His days were passed in menial work, learning the language, and comforting Huron prisoners who were sometimes brought in. As opportunity offered, he baptized children he found dying. During the year, he baptized some seventy persons, New York State’s first Catholic baptismal record. He was taken on fishing and hunting expeditions, where he suffered much from hunger and exposure. On one of their fishing expeditions, the Mohawks took Father Jogues down river to the Dutch settlement at Albany.
When Father arrived at Albany, the Dutch helped him to escape and obtain passage down the Hudson River to New York City (New Amsterdam) and from there back to France.
The news of his return spread quickly and Father Jogues was honored by the Queen Regent, the mother of King Louis XIV. He also received special permission to celebrate Mass with the stumps of his fingers. When Pope Urban VII granted this exceptional privilege, he said, “It would be unjust that a martyr for Christ should not drink the blood of Christ.”
Unknown to Father Jogues, an epidemic had broken out in the Mohawk Village, caterpillars had eaten the crops and there was a threat of famine. The Mohawks blamed Father Jogues because he had left with them a mysterious box. He had showed them its contents, which consisted of personal necessaries, but he had locked it up and asked them to keep it. The Mohawks thought that a demon was concealed in the box, to bring upon them all manner of evils. They threw the box into the river.
In a letter to a friend written shortly before his last mission to the Mohawks, Father wrote,

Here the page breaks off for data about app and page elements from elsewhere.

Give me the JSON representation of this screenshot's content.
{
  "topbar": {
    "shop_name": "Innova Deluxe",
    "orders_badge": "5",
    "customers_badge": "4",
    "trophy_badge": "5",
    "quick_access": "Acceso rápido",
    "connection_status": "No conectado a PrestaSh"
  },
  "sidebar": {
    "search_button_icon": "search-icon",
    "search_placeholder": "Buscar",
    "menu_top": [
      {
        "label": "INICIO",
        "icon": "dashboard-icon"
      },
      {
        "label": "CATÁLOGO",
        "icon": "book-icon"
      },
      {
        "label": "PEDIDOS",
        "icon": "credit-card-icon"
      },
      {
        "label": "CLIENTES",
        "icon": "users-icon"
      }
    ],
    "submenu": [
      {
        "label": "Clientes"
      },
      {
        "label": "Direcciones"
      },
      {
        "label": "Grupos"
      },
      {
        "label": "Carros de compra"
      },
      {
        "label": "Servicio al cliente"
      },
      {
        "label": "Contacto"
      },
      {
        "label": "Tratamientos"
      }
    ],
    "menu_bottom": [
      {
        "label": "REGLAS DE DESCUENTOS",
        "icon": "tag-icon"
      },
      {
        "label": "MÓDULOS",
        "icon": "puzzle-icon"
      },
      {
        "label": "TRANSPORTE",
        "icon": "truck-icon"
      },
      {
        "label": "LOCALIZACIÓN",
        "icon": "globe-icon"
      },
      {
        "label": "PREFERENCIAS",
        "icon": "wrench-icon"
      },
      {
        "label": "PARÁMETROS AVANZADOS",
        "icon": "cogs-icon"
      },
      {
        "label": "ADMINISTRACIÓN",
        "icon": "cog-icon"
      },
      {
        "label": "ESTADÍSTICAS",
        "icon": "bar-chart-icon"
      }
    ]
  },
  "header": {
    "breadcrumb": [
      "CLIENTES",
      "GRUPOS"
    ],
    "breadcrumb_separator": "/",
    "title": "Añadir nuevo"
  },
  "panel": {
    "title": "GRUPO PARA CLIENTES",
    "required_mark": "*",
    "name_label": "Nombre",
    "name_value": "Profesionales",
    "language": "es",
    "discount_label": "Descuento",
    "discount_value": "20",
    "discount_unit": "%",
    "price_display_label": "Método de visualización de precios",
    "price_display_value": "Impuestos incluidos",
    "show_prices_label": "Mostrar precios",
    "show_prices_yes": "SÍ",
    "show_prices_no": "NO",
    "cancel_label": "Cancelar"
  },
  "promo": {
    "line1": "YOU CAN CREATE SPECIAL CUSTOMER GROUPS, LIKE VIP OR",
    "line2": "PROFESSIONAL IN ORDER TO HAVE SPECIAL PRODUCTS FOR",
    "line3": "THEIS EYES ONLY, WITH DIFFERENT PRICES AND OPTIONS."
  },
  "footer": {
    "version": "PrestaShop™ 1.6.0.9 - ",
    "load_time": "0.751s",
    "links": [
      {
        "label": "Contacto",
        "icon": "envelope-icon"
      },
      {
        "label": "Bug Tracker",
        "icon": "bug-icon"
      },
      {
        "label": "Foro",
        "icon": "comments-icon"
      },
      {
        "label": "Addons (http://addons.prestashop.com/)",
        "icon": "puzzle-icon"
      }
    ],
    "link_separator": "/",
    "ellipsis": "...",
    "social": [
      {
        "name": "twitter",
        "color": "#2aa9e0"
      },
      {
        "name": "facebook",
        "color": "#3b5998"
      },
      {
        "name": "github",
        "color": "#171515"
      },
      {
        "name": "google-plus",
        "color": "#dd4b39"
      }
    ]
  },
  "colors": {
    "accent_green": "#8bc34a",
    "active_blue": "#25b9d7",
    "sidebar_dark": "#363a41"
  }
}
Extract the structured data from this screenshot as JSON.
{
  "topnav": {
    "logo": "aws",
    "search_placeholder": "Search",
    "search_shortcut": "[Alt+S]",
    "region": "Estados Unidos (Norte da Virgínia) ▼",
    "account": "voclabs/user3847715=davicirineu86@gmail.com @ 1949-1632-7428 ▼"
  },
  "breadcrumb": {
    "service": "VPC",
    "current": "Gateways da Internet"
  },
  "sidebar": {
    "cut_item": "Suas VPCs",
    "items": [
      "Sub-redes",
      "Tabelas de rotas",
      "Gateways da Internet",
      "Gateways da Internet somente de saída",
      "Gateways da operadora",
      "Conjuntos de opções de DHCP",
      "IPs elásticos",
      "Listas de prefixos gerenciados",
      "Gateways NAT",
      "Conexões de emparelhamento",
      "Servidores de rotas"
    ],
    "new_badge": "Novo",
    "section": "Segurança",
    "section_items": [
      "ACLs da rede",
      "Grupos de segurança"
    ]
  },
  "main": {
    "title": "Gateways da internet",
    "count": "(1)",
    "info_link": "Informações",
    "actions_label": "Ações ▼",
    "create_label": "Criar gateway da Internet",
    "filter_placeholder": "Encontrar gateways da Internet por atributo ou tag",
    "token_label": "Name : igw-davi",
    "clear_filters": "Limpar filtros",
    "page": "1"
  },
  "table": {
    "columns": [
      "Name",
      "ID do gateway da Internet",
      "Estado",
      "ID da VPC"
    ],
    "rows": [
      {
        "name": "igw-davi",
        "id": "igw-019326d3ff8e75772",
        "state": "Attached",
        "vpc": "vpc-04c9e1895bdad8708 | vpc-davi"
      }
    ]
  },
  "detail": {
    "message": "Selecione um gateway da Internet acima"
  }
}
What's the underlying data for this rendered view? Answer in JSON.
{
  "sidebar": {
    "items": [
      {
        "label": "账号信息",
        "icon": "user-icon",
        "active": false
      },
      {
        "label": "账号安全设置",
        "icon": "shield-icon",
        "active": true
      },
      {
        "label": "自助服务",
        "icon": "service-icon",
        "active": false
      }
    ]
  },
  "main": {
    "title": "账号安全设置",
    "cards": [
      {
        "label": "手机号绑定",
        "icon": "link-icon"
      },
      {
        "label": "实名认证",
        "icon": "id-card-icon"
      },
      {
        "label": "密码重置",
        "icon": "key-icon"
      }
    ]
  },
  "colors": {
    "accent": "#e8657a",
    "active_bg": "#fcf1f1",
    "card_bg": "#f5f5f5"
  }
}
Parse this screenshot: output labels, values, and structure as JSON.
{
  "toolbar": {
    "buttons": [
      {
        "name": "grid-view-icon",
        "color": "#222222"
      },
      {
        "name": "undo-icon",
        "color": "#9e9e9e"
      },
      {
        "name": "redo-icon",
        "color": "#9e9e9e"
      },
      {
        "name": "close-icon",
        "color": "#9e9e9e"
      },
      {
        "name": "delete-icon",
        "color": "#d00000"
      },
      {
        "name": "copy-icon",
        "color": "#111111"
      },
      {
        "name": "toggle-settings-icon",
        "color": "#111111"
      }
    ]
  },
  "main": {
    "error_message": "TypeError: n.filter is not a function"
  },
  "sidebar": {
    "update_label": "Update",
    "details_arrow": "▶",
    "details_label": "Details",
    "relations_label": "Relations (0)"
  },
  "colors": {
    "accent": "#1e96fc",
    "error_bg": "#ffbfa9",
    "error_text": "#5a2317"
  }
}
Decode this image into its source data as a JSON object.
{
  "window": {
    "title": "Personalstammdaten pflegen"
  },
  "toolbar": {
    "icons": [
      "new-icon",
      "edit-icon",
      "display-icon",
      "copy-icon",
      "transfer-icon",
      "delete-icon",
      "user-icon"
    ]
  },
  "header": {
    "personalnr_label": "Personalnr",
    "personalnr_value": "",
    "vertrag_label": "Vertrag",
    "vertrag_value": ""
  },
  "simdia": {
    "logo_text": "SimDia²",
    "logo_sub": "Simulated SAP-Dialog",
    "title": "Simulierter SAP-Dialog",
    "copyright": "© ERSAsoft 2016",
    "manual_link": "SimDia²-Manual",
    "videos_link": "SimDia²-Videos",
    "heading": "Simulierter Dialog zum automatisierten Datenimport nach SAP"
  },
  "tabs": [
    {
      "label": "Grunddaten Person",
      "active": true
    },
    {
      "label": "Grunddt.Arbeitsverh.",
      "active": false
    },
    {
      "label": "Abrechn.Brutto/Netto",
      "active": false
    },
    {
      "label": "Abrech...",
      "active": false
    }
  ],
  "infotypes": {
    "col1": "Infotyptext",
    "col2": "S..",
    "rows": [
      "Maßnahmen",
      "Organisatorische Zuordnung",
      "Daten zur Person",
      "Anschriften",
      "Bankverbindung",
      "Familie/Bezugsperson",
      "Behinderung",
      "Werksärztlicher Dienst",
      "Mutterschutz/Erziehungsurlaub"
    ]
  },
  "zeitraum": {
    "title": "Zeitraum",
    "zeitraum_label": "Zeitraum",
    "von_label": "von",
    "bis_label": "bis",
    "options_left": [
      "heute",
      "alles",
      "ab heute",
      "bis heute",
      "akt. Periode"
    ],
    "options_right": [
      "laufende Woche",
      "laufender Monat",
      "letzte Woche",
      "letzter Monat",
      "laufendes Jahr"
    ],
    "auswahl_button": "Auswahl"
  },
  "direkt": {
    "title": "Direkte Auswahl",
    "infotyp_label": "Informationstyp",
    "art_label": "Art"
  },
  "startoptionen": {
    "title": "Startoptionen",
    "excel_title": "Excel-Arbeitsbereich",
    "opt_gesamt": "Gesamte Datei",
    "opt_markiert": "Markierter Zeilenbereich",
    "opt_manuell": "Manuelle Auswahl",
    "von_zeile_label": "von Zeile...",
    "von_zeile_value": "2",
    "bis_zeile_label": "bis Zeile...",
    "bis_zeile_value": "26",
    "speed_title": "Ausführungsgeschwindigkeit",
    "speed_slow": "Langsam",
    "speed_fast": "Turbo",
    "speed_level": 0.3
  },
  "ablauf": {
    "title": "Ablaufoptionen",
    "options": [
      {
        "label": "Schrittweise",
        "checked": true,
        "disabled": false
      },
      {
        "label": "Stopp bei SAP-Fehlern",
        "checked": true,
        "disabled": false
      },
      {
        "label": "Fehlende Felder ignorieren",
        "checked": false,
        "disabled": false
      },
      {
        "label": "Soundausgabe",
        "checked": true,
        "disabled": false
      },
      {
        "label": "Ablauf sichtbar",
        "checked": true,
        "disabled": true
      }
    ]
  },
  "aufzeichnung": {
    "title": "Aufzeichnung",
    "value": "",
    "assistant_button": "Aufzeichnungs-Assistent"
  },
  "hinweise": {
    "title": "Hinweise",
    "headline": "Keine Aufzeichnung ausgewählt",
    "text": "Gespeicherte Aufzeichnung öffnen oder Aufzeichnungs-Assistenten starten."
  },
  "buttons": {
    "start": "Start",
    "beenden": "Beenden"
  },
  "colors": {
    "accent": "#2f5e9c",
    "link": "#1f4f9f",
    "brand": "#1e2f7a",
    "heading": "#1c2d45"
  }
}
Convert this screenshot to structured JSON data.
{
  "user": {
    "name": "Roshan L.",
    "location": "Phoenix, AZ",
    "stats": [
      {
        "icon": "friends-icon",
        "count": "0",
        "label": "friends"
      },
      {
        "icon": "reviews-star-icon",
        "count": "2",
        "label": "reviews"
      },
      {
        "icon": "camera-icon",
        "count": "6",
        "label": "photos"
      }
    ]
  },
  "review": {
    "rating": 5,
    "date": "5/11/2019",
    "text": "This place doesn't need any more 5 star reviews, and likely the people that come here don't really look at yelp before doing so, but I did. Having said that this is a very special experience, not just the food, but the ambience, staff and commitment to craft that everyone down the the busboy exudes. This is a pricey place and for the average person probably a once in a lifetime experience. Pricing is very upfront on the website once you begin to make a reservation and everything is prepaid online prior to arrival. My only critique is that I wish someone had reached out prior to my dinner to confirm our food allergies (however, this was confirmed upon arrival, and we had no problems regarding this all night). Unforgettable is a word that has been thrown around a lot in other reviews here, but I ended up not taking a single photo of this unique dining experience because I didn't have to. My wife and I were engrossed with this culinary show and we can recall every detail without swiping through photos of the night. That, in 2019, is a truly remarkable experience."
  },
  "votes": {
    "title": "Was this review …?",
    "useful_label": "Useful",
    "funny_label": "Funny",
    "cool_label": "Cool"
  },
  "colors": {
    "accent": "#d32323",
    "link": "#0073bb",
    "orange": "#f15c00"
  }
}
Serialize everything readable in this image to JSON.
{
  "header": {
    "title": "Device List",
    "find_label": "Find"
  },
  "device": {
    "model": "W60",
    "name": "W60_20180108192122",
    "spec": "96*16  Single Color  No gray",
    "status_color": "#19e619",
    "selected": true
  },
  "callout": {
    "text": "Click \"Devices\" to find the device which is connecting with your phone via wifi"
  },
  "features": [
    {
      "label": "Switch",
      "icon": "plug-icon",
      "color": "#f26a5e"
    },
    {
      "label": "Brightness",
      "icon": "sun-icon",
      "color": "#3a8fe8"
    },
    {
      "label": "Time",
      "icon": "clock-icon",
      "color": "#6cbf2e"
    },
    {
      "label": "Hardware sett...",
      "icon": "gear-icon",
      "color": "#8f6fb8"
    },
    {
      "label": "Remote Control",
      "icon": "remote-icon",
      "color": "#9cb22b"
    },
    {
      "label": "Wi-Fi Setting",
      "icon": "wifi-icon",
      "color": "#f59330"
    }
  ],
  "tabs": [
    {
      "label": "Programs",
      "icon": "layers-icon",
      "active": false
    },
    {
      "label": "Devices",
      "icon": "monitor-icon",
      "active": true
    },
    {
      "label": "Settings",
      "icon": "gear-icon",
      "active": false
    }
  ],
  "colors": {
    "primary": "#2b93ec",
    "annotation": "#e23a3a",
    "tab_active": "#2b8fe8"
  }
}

My heart tells me that if I have the happiness of being employed in this mission, Ibo Et non redibo (I shall go and shall not return); but I shall be happy if our Lord will complete the sacrifice where He has begun it, and make the little blood I have shed in that land the earnest of what I would give from every vein of my body and my heart.
In a word, this people is “a bloody spouse” to me (Exodus iv, 25). May our good Master, who has purchased them in His blood, open to them the door of His Gospel, as well as to the four allied nations near them.
Father Jogues was completely unaware of the mounting tension and antagonism in the Mohawk village. He and Jean de la Lande, a lay missionary, once more started south for Auriesville. On the trail, near Lake George, a party of Mohawks captured them. They stripped Father naked, slashed him with their knives, beat him and then led him and Jean on to their village.
At Auriesville, Father’s arguments seemed to affect his hearers. “I am a man like yourselves,” he replied to their charges. “I do not fear death or torture. I do not know why you wish to kill me. I come here to confirm the peace and show you the way to Heaven, and you treat me like a dog.” In the councils, the majority were ready to give him his freedom, but the minority, members of the Bear clan, took matters into their own hands.
St. John Paul II requested this book. He said we need, “A collection of short biographies of the Saints and the Beatified of America, which can shed light on and stimulate the response to the universal call to holiness in America.” (Pope John Paul II, The Church in America).